If I have to wait in a ridiculously long line at the grocery store because there are only two registers open, that’s an order imbalance to me. Too many buyers and not enough sellers.
Recently I took a much despised transcontinental flight. The day of my flight there was one first-class seat open, costing an upgrade fee of seven hundred and fifty dollars. When I boarded the plane it was still available — three fifty I estimated as long as the cabin door remained open. Forty-five minutes into the flight it was down to a buck ten.
A polite request to the flight attendant and a smile, and it was mine for eight dollars. It hit my target and I hit the bid.
So when I got an agitated call from a good friend of mine last week regarding a domestic matter, I naturally framed it in terms I could relate to best.
My friend and his wife both make a good living, but by the end of each month, they always seemed to be in the red. The root of the problem appeared to lay at his wife’s feet, as she seemed to be the one draining the bank account on a regular basis.
Note: This is not meant to be some sort of gender-biased comment; it just happens to be how the facts lay out in this case.
In order to find some sort of mutually agreed upon solution, he and his wife decided that they would not make any purchases over one hundred dollars without checking with each other. But despite the plan, by the end of the next month, they had still gone negative.
A quick look at their monthly statement told the story. His wife had indeed stuck to the rules of their agreement; but not the spirit.
There were almost fifty individual charges on her debit card ranging from forty-five to ninety-five dollars a piece.
What I saw was over trading. And possibly a stint in couples therapy.
I have talked at length on this blog about the importance of a methodology and using position sizing to define your risk, but you can still blow your account out if you use “respecting your max loss rules” as a rationalization for overtrading when you are running bad.
There are a couple of ways you can avoid that.
One option is to limit the number of trades you make in a given time period. For a day trader that might be two to five trades a day. For a swing trader that might be six to ten trades per month.
A second option is to set a maximum cumulative dollar loss for your account in a given time period, regardless of the number of trades.

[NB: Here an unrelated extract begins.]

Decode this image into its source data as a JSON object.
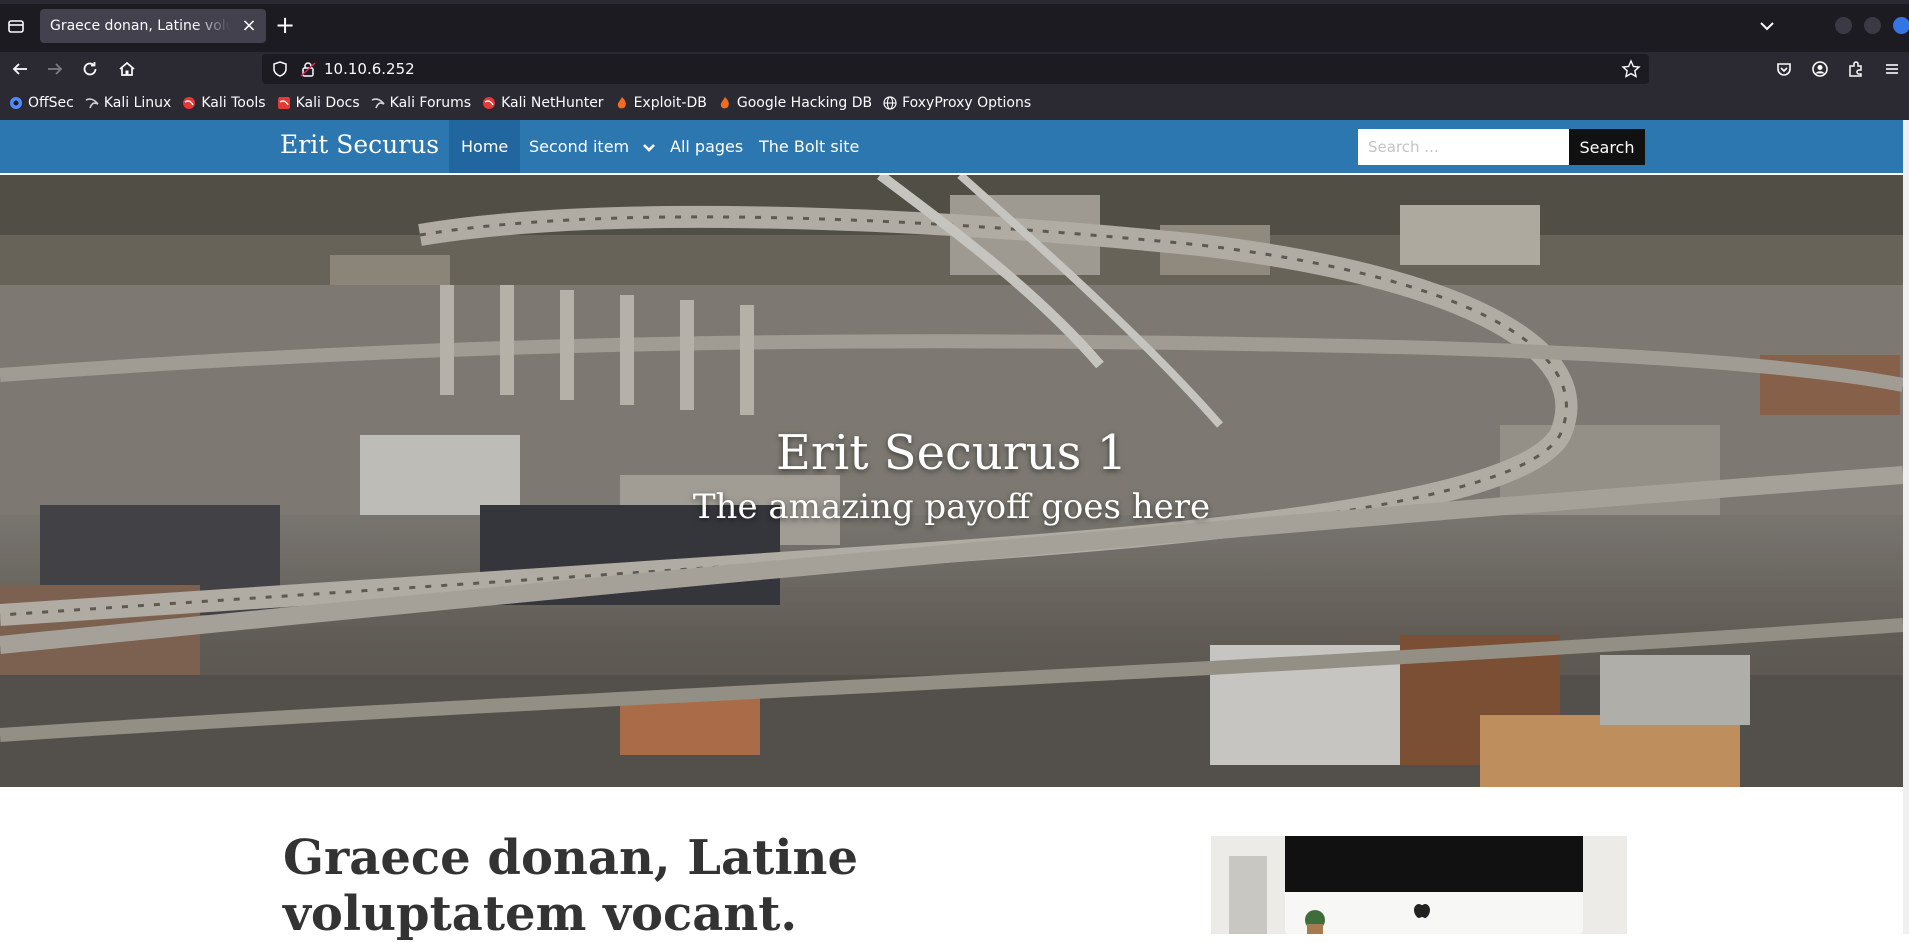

But no matter which method you use, the important idea is that it is based on tying individual position losses to your overall account equity. That way you have created objective criteria to let you know when you are overdoing it and need to dial things back.